Many people who have installed home security cameras have discovered that they capture all kinds of wildlife passing through their gardens at night. Foxes are of course common in urban areas, but some cameras have also captured footage of badgers, deer, and other mammals.
Outdoor cameras can be pointed out bird feeding areas where they can capture footage not only of the more common garden birds but also the occasional rare visitor.
If your garden is particularly active you might want to consider adding a wildlife camera specifically designed for the task, just like the trail cameras we so often see on wildlife documentaries.
Communities and neighbourhoods that cooperate and communicate with each other are safer than those in which everyone is a stranger and no one talks to their neighbours. The scheme works in close association with the Police and has proved its worth many times throughout the UK.

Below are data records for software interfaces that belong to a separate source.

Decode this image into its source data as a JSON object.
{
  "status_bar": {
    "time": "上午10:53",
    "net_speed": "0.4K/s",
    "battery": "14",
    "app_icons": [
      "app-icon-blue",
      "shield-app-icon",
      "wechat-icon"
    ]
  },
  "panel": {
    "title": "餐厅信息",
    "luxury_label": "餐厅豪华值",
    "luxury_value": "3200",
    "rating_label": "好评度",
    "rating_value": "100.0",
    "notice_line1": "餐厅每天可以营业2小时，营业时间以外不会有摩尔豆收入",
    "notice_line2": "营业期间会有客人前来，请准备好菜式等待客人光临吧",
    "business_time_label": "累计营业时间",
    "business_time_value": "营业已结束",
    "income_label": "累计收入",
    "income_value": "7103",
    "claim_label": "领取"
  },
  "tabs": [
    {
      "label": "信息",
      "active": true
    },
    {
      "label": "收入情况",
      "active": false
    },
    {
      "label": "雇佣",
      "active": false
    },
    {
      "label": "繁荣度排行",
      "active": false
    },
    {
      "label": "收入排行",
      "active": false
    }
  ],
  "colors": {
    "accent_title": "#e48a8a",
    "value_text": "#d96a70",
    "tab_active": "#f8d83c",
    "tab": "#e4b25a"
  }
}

By joining your local Neighbourhood Watch scheme you can meet others who have also installed home security cameras and share tips and ideas with them.
You can cooperate with your neighbours and use your security devices to deter anti-social behaviour and crimes of any sort.
As the population grows and budgets for the Police seem to be diminishing rather than increasing the public are being called up on to help both deter crime and provide evidence when it has occurred.
A security camera installed on the outside of your home may capture the movements of a criminal or terrorist suspect passing by on the street. That small piece of footage may be of great value to the security services.
Indoor and outdoor cameras may capture evidence that convicts anyone who vandalises your property, steals from you, or commits acts of violence against you or your family.
The subject of home security cameras and CCTV surveillance is the subject of rigorous debate, with strong views held on either side of the argument. On the one had there is the case for deterring crime, and gathering evidence and intelligence. On the other hand there is the increasing amount of intrusion into our daily lives, and near constant surveillance.
For example, here in the UK there are thousands of CCTV cameras filming us as we pass through urban areas. In Germany there are far fewer as the consensus has been that they are a violation of privacy. However, in light of the December 2016 terror attack in Berlin (and the lack of intelligence and footage of the attacker) it may be that the German people and government agree to more CCTV cameras being installed in the streets of their major cities at least.
Some of the more well known and popular brands are Y-Cam and D-Link and both companies have an extensive range available on Amazon. I’ve used both and I’m quite happy with the results. Check that you’re buying the latest version of the camera and read the reviews. You’ll find the vast majority of the reviews are positive.
If you have any feedback, suggestions, or tips you’d like to share please do so in the comments below.